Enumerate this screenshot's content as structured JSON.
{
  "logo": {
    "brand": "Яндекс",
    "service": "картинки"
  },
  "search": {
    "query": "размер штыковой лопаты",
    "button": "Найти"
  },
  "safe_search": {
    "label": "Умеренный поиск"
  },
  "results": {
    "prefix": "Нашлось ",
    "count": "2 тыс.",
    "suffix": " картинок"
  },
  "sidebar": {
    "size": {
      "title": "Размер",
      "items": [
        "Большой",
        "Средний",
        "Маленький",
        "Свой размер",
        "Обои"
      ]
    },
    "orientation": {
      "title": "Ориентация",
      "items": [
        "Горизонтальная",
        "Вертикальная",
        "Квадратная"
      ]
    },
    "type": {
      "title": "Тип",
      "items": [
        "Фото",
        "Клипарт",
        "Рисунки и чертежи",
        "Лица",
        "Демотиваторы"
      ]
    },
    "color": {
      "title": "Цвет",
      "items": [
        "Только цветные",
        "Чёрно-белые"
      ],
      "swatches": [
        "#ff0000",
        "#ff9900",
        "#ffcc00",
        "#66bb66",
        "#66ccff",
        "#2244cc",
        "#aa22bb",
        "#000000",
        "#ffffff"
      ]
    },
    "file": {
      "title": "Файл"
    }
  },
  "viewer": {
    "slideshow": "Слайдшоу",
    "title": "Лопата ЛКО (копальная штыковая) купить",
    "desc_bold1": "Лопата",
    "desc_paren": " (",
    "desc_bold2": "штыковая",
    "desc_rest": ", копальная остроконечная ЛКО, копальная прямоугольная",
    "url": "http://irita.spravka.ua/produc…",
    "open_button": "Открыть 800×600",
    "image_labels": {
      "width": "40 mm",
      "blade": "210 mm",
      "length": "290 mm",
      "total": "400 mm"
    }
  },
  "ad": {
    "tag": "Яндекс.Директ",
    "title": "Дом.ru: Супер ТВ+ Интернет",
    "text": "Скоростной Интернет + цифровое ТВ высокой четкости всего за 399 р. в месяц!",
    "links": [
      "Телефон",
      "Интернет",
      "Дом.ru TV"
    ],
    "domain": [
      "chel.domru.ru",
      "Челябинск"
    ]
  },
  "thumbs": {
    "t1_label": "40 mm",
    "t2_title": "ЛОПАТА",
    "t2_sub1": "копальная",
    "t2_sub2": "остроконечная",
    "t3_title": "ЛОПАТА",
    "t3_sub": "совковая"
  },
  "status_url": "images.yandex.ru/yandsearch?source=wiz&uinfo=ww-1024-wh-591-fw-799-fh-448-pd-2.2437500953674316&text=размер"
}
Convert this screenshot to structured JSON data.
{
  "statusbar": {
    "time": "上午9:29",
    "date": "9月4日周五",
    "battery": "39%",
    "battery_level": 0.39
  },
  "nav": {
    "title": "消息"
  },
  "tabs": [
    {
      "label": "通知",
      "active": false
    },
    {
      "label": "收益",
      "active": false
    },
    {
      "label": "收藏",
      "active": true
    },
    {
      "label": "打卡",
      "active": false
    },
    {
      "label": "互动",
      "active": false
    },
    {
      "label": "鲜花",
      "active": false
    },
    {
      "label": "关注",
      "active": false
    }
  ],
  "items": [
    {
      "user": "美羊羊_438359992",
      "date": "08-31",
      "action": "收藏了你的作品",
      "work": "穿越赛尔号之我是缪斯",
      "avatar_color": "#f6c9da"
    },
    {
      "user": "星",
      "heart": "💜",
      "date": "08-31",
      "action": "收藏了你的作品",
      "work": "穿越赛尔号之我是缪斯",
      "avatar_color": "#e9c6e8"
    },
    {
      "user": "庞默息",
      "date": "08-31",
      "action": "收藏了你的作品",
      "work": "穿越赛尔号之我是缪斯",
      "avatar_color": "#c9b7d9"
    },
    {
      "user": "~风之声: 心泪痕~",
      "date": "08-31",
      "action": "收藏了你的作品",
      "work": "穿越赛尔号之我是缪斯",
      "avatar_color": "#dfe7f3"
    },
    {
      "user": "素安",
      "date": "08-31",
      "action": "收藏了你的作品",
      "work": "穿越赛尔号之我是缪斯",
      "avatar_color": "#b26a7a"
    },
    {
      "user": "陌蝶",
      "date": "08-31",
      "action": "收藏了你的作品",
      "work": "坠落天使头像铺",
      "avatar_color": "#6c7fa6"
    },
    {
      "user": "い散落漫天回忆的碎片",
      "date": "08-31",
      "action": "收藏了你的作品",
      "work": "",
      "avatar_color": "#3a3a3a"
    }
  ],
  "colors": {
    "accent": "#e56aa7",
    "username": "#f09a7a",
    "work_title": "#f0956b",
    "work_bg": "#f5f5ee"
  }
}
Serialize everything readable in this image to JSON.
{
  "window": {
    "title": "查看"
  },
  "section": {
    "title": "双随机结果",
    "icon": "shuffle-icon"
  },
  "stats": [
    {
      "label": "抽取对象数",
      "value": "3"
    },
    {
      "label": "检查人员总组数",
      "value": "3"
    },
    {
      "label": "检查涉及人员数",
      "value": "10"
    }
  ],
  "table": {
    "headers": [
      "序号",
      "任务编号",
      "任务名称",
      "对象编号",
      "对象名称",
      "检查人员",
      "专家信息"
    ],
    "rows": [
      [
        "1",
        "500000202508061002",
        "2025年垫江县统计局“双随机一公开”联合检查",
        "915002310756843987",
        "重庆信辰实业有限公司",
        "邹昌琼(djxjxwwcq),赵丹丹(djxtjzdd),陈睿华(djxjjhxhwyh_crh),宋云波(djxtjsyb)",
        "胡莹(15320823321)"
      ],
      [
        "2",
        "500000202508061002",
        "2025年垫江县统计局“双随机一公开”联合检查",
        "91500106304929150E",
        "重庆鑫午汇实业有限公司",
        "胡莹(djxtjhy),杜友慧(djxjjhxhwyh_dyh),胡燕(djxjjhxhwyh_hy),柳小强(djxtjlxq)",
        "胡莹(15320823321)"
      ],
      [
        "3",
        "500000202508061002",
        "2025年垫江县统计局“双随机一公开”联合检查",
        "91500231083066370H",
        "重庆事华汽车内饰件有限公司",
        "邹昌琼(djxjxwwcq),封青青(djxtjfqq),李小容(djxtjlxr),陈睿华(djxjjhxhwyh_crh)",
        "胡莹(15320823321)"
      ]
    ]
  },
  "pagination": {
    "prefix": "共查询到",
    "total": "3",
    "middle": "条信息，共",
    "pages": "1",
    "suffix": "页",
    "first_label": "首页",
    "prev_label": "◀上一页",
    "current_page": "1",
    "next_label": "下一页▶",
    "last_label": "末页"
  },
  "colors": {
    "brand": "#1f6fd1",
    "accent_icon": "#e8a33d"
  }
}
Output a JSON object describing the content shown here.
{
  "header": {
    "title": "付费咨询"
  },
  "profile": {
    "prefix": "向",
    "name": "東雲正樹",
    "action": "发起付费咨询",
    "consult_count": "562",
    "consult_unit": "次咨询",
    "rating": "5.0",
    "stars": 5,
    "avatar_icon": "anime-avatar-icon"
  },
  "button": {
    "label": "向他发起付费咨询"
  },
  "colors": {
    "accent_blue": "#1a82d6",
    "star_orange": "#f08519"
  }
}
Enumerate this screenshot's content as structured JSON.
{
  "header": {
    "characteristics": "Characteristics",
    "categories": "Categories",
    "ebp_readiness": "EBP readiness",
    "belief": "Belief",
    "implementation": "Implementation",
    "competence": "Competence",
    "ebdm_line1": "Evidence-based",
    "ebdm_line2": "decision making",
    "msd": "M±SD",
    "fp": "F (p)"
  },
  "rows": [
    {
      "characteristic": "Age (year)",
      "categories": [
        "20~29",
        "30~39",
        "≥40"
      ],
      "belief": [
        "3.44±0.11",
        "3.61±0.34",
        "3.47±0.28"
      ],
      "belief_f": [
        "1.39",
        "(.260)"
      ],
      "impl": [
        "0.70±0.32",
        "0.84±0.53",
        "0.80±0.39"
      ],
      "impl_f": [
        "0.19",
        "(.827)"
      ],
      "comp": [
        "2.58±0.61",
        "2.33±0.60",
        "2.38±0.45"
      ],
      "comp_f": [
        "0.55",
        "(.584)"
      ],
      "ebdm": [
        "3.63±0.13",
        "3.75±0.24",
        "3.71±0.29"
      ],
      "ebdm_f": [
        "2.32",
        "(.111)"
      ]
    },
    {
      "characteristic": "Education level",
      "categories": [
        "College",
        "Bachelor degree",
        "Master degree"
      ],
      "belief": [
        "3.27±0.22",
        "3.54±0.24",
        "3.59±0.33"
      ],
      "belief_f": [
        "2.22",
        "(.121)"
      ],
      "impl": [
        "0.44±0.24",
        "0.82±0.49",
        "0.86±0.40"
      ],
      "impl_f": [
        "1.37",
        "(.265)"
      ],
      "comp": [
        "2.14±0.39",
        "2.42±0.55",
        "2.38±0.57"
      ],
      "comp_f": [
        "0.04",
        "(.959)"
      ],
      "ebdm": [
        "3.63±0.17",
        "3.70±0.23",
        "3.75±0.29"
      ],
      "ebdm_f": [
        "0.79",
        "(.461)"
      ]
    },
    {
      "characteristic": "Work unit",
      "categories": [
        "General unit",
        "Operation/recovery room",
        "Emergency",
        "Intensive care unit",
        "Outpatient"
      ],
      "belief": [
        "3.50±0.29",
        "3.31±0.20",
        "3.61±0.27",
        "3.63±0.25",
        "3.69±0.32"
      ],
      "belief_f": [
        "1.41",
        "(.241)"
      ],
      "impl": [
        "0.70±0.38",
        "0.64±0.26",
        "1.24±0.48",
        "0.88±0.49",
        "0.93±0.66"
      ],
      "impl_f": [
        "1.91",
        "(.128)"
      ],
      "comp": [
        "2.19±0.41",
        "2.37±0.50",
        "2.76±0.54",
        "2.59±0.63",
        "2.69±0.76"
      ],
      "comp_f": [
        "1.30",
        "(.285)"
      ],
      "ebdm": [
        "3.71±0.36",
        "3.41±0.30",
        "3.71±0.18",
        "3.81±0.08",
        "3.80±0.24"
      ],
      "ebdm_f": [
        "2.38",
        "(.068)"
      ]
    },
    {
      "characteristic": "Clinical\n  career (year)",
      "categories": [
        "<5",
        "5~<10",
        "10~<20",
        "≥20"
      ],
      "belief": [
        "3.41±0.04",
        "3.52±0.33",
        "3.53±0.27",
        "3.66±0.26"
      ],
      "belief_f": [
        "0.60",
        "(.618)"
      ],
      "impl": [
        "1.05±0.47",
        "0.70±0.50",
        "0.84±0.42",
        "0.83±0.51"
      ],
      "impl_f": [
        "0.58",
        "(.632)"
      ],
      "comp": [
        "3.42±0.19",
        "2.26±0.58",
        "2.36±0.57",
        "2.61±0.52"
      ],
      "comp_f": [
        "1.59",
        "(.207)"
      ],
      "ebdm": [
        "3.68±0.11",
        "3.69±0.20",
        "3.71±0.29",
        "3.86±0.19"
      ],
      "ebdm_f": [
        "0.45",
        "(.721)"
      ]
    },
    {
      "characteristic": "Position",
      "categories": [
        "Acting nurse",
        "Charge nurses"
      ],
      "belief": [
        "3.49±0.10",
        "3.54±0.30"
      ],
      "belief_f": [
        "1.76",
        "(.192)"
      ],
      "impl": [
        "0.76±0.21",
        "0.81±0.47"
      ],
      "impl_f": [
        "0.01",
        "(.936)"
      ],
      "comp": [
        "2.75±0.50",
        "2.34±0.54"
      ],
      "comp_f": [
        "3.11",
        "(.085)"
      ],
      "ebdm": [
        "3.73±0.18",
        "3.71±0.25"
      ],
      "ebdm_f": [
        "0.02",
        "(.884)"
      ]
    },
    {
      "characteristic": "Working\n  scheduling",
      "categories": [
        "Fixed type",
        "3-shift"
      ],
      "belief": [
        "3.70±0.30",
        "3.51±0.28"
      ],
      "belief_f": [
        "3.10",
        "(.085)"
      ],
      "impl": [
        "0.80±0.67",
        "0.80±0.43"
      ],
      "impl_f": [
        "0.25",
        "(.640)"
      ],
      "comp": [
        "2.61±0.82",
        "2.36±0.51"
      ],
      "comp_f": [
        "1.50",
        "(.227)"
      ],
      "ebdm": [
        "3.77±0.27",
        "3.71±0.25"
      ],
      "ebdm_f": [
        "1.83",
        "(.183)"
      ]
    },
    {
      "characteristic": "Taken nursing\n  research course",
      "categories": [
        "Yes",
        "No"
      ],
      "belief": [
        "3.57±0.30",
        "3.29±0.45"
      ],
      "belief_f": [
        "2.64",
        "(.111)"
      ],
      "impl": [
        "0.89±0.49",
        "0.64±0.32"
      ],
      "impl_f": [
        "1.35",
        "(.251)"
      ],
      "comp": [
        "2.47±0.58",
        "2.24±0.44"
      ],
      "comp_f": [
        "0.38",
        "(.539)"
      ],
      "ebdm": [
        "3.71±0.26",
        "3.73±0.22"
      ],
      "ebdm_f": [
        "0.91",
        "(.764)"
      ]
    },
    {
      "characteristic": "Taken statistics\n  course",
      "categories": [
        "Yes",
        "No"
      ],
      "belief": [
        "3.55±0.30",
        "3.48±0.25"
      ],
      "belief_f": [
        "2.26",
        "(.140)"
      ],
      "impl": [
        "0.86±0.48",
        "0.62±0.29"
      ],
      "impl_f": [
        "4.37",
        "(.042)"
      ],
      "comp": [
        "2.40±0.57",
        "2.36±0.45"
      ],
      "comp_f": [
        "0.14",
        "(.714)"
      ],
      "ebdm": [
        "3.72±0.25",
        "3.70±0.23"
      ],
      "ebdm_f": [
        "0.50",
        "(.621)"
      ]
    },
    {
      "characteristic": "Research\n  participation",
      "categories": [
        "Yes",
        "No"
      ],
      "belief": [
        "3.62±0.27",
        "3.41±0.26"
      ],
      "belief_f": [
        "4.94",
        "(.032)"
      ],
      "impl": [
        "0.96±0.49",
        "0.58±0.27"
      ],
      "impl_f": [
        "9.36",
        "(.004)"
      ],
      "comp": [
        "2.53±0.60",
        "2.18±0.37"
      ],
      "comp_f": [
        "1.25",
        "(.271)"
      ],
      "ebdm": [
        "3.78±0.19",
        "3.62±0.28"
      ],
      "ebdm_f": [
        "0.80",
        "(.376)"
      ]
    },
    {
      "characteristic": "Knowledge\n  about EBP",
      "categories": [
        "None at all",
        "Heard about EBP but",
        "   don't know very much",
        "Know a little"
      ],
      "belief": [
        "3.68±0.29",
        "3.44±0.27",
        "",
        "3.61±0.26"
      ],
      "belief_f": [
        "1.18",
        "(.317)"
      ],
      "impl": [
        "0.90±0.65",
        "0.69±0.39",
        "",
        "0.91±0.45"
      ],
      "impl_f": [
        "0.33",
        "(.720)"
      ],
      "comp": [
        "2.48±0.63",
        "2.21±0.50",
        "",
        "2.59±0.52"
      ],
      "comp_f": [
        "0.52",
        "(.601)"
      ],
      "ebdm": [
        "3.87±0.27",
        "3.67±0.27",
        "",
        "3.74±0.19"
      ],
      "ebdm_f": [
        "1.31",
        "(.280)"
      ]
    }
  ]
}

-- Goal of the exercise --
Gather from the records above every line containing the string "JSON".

-- Answer to this task --
Enumerate this screenshot's content as structured JSON.
Convert this screenshot to structured JSON data.
Serialize everything readable in this image to JSON.
Output a JSON object describing the content shown here.
Enumerate this screenshot's content as structured JSON.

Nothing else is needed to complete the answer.